The discovery of this mode of transmission, via a retroviral genome inside a DNA virus, is very troubling. Such a virus would not be easily distinguished from one without retroelements unless the retrovirus were active. The pattern of discovery here via the persistence of disease even after the apparent elimination of the suspected pathogen also raises questions about chronic human diseases which can continue after standard treatment for known pathogens.
Other work shows that retroviral insertions can increase virulence of existing diseases or add new pathological consequences even if there is no complete retrovirus within the DNA virus. These insertions can enhance replication of the DNA virus even if they consist of nothing but LTRs.
Before you blame 20th-century scientists too much, I'd like to say that a great deal of cross-species transmission is much older than these examples. If there is a species of domesticated animal completely free of active retroviral infections, I have to admit I can't think of it. Some diseases caused by viruses in domesticated animals can jump to humans, as apparently happened many years ago with the herpes virus causing chickenpox and shingles (VZV), though that is not a retrovirus.

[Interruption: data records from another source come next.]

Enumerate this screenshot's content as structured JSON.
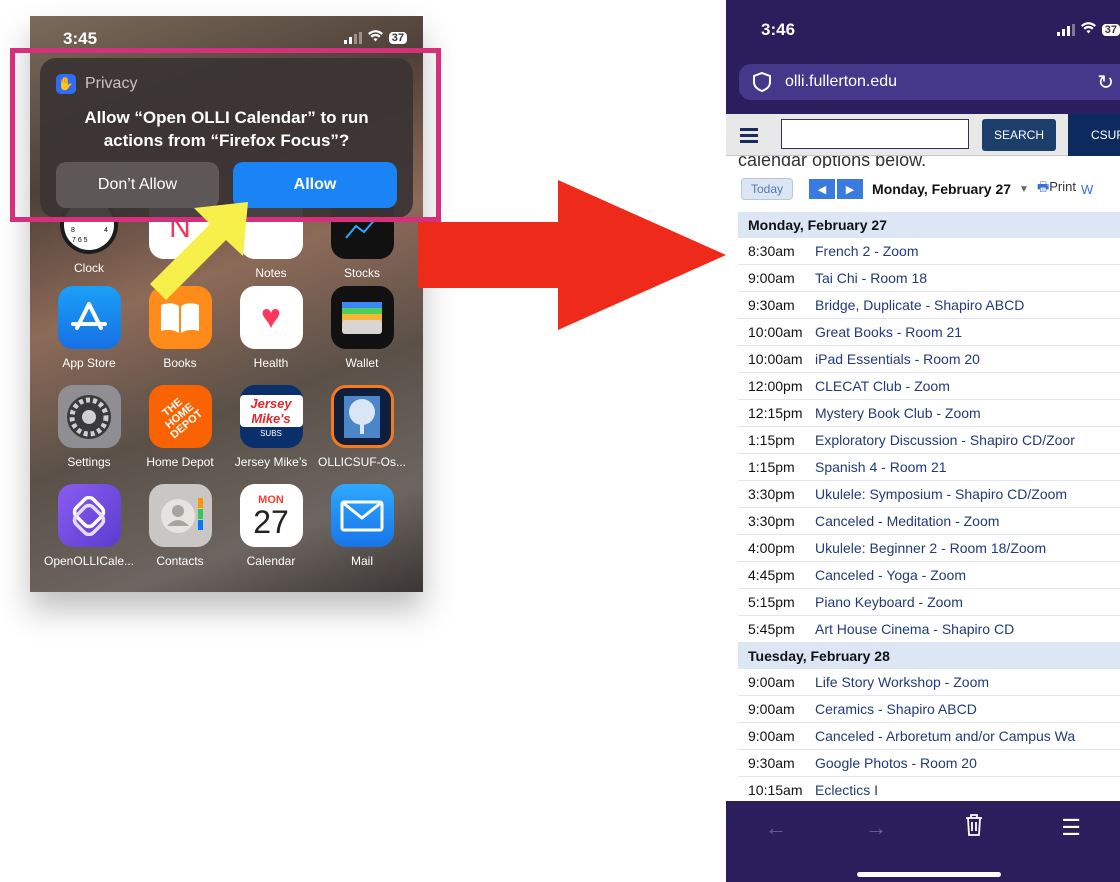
{
  "left_phone": {
    "time": "3:45",
    "battery": "37",
    "dialog": {
      "header": "Privacy",
      "message_line1": "Allow “Open OLLI Calendar” to run",
      "message_line2": "actions from “Firefox Focus”?",
      "deny_label": "Don’t Allow",
      "allow_label": "Allow"
    },
    "apps": [
      {
        "label": "Clock"
      },
      {
        "label": "Ne"
      },
      {
        "label": "Notes"
      },
      {
        "label": "Stocks"
      },
      {
        "label": "App Store"
      },
      {
        "label": "Books"
      },
      {
        "label": "Health"
      },
      {
        "label": "Wallet"
      },
      {
        "label": "Settings"
      },
      {
        "label": "Home Depot"
      },
      {
        "label": "Jersey Mike’s"
      },
      {
        "label": "OLLICSUF-Os..."
      },
      {
        "label": "OpenOLLICale..."
      },
      {
        "label": "Contacts"
      },
      {
        "label": "Calendar"
      },
      {
        "label": "Mail"
      }
    ],
    "calendar_icon": {
      "month": "MON",
      "day": "27"
    },
    "home_depot_text": "THE HOME DEPOT",
    "jersey_text": "Jersey Mike's",
    "jersey_sub": "SUBS"
  },
  "right_phone": {
    "time": "3:46",
    "battery": "37",
    "url": "olli.fullerton.edu",
    "search_label": "SEARCH",
    "csuf_label": "CSUF",
    "cut_text": "calendar options below.",
    "today_label": "Today",
    "date_title": "Monday, February 27",
    "print_label": "Print",
    "w_label": "W",
    "days": [
      {
        "heading": "Monday, February 27",
        "events": [
          {
            "time": "8:30am",
            "name": "French 2 - Zoom"
          },
          {
            "time": "9:00am",
            "name": "Tai Chi - Room 18"
          },
          {
            "time": "9:30am",
            "name": "Bridge, Duplicate - Shapiro ABCD"
          },
          {
            "time": "10:00am",
            "name": "Great Books - Room 21"
          },
          {
            "time": "10:00am",
            "name": "iPad Essentials - Room 20"
          },
          {
            "time": "12:00pm",
            "name": "CLECAT Club - Zoom"
          },
          {
            "time": "12:15pm",
            "name": "Mystery Book Club - Zoom"
          },
          {
            "time": "1:15pm",
            "name": "Exploratory Discussion - Shapiro CD/Zoor"
          },
          {
            "time": "1:15pm",
            "name": "Spanish 4 - Room 21"
          },
          {
            "time": "3:30pm",
            "name": "Ukulele: Symposium - Shapiro CD/Zoom"
          },
          {
            "time": "3:30pm",
            "name": "Canceled - Meditation - Zoom"
          },
          {
            "time": "4:00pm",
            "name": "Ukulele: Beginner 2 - Room 18/Zoom"
          },
          {
            "time": "4:45pm",
            "name": "Canceled - Yoga - Zoom"
          },
          {
            "time": "5:15pm",
            "name": "Piano Keyboard - Zoom"
          },
          {
            "time": "5:45pm",
            "name": "Art House Cinema - Shapiro CD"
          }
        ]
      },
      {
        "heading": "Tuesday, February 28",
        "events": [
          {
            "time": "9:00am",
            "name": "Life Story Workshop - Zoom"
          },
          {
            "time": "9:00am",
            "name": "Ceramics - Shapiro ABCD"
          },
          {
            "time": "9:00am",
            "name": "Canceled - Arboretum and/or Campus Wa"
          },
          {
            "time": "9:30am",
            "name": "Google Photos - Room 20"
          },
          {
            "time": "10:15am",
            "name": "Eclectics I"
          }
        ]
      }
    ]
  },
  "colors": {
    "highlight": "#d62f7c",
    "allow_blue": "#1a84f7",
    "red_arrow": "#ee2a1b",
    "yellow_arrow": "#f7ef4a",
    "browser_bg": "#2a1f5c"
  }
}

Domesticated animals are often far more vulnerable to infectious agents than their wild cousins. Anyone who has worked on a farm should be able to confirm the danger of epidemics in dense populations of domesticated animals. Their unnatural environment also increases the chance that highly-contagious pathogens will evolve. In low-density populations, a virulent pathogen which rapidly kills hosts before it is passed on becomes extinct. This biases evolution toward slow or non-lethal diseases. Just as analysis of host genomes shows dramatic changes in domesticated host animals, so too there are dramatic changes in host pathogens which can be traced to the time of domestication. Infectious agents are also more likely to jump between species kept together in groups you would not find in the wild. Many such problems started a long time ago when people were completely ignorant about any microbes.
We don't really have the option of going back to a state of nature before we started domesticating animals, and I doubt many people would choose to do so if given the choice. Civilization, which you might consider the domestication of humans, is as unnatural a phenomenon as the domestication of cattle. When it comes to infectious disease civilization is also an unstable equilibrium which can only be maintained by constant intervention in epidemic processes which would destroy it, as nearly happened on a number of occasions in history.
Our distant ancestors started us on this path, without knowing the consequences. Neither continued ignorance nor inaction are viable options.
Gladiator in arena consilium capit
Blog entry posted by anciendaze, Mar 1, 2014.